The ESFA’s second key change for 2022/23 is a change of approach in the minimum hours that must be taken as off-the-job training. This is currently interpreted as 20% (and in practice, is often taken as one day per week). In Energy & Utility Skills’ “Test & Adjust” report (2019) on apprenticeship reform, sector businesses called for a more flexible approach to the 20% off-the-job element that has quality and consistency in outcomes at its core rather than rules and processes.

The ESFA announcement proposes the introduction of “a consistent baseline for off-the-job training, specifying the minimum number of hours that a full-time apprentice must spend in training. This will simplify the reporting for providers and create a level-playing field among apprentices who are on the same standard but working different hours. This means that apprentices who work more than 30 hours a week will be able to spend more time on the job delivering for employers, while still getting the vital training they need to complete their apprenticeships.”

The draft funding guidance describes that “To be eligible for government funding all full-time apprentices (those that work 30 hours per week or more) must spend, as a minimum, 6 hours per week, over the planned duration of the practical period, on off-the-job training.

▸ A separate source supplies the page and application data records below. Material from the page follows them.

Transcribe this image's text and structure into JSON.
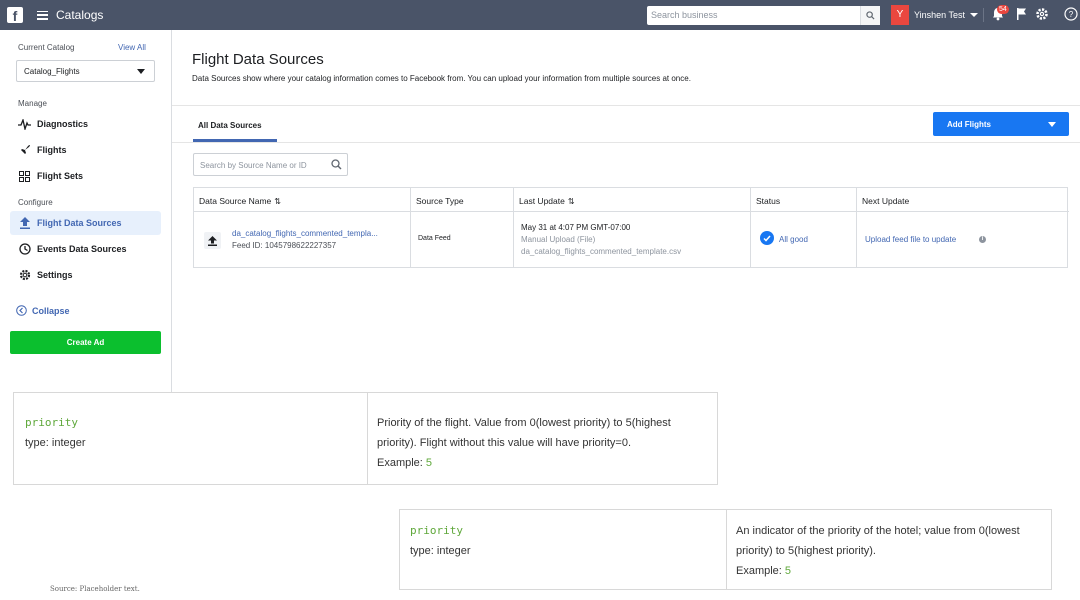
{
  "topbar": {
    "logo": "f",
    "app_title": "Catalogs",
    "search_placeholder": "Search business",
    "user_initial": "Y",
    "user_name": "Yinshen Test",
    "notification_count": "54",
    "bar_color": "#4a5468"
  },
  "sidebar": {
    "current_catalog_label": "Current Catalog",
    "view_all": "View All",
    "selected_catalog": "Catalog_Flights",
    "manage_label": "Manage",
    "manage_items": [
      {
        "label": "Diagnostics",
        "icon": "pulse-icon"
      },
      {
        "label": "Flights",
        "icon": "plane-icon"
      },
      {
        "label": "Flight Sets",
        "icon": "grid-icon"
      }
    ],
    "configure_label": "Configure",
    "configure_items": [
      {
        "label": "Flight Data Sources",
        "icon": "upload-icon",
        "active": true
      },
      {
        "label": "Events Data Sources",
        "icon": "events-icon"
      },
      {
        "label": "Settings",
        "icon": "gear-icon"
      }
    ],
    "collapse": "Collapse",
    "create_ad": "Create Ad"
  },
  "main": {
    "title": "Flight Data Sources",
    "description": "Data Sources show where your catalog information comes to Facebook from. You can upload your information from multiple sources at once.",
    "tab": "All Data Sources",
    "add_button": "Add Flights",
    "search_placeholder": "Search by Source Name or ID",
    "table": {
      "headers": [
        "Data Source Name",
        "Source Type",
        "Last Update",
        "Status",
        "Next Update"
      ],
      "row": {
        "name": "da_catalog_flights_commented_templa...",
        "feed_id": "Feed ID: 1045798622227357",
        "source_type": "Data Feed",
        "last_update_time": "May 31 at 4:07 PM GMT-07:00",
        "last_update_method": "Manual Upload (File)",
        "last_update_file": "da_catalog_flights_commented_template.csv",
        "status": "All good",
        "next_update": "Upload feed file to update"
      }
    }
  },
  "docs": [
    {
      "key": "priority",
      "type": "type: integer",
      "desc_line1": "Priority of the flight. Value from 0(lowest priority) to 5(highest",
      "desc_line2": "priority). Flight without this value will have priority=0.",
      "example_label": "Example:",
      "example_value": "5"
    },
    {
      "key": "priority",
      "type": "type: integer",
      "desc_line1": "An indicator of the priority of the hotel; value from 0(lowest",
      "desc_line2": "priority) to 5(highest priority).",
      "example_label": "Example:",
      "example_value": "5"
    }
  ],
  "source_note": "Source: Placeholder text.",
  "colors": {
    "accent": "#4267b2",
    "primary_button": "#1877f2",
    "create_ad": "#0bbf2e",
    "code_green": "#5fa83b"
  }
}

Although the 6 hours per week figure is a minimum based on the 30-hour eligibility for a full-time apprentice, and some apprentices may need and receive more than that, full-time apprentices working more than 30 hours per week could see more time available in the workplace. An initial assessment carried out under the new rule could lead to less time needed for off-the-job training, potentially allowing more time in the workplace to develop occupational competence, which may mean a shorter apprenticeship than typical for the standard, and quicker progress to End Point Assessment.

Shorter programmes to competence could help to support the transition of sector roles as the move to a net zero economy increases demand for upskilling and reskilling.

English and Maths

The ESFA announcement also described changes in the English and maths requirements for Level 2 apprentices who start with the lowest level of prior attainment in English and maths. People who start a Level 2 apprenticeship without Level 1 English and maths will no longer need to automatically attempt Level 2 English and maths tests to complete their apprenticeship. It will mean that thousands of Level 2 apprentices can focus on securing Level 1 English and maths qualifications with only those who are really ready to take the Level 2 tests attempting them.

The draft funding guidance describes that all apprentices will be required to achieve Level 1 (where they have not already) as a minimum, and where appropriate, work towards Level 2 English and maths. Not all Level 2 apprentices will be required to take the assessments at Level 2. (Level 2 English/maths must be achieved if specified within the apprenticeship standard.)

While most of the energy and utility sectors’ technical standards require Level 2 maths and English as a pre-requisite to End Point Assessment, sector employers may broadly welcome the ESFA’s removal of the blanket requirement to achieve Level 2 English and maths as part of the wider apprenticeship programme.

While recent research found that 71% of level 2 apprenticeship vacancies had maths and English requirements, half of disadvantaged young people do not achieve these maths and English requirements in school, which is then a barrier to apprenticeship participation for these groups.

The Education and Skills Funding Agency’s comprehensive suite of funding rules can be found here.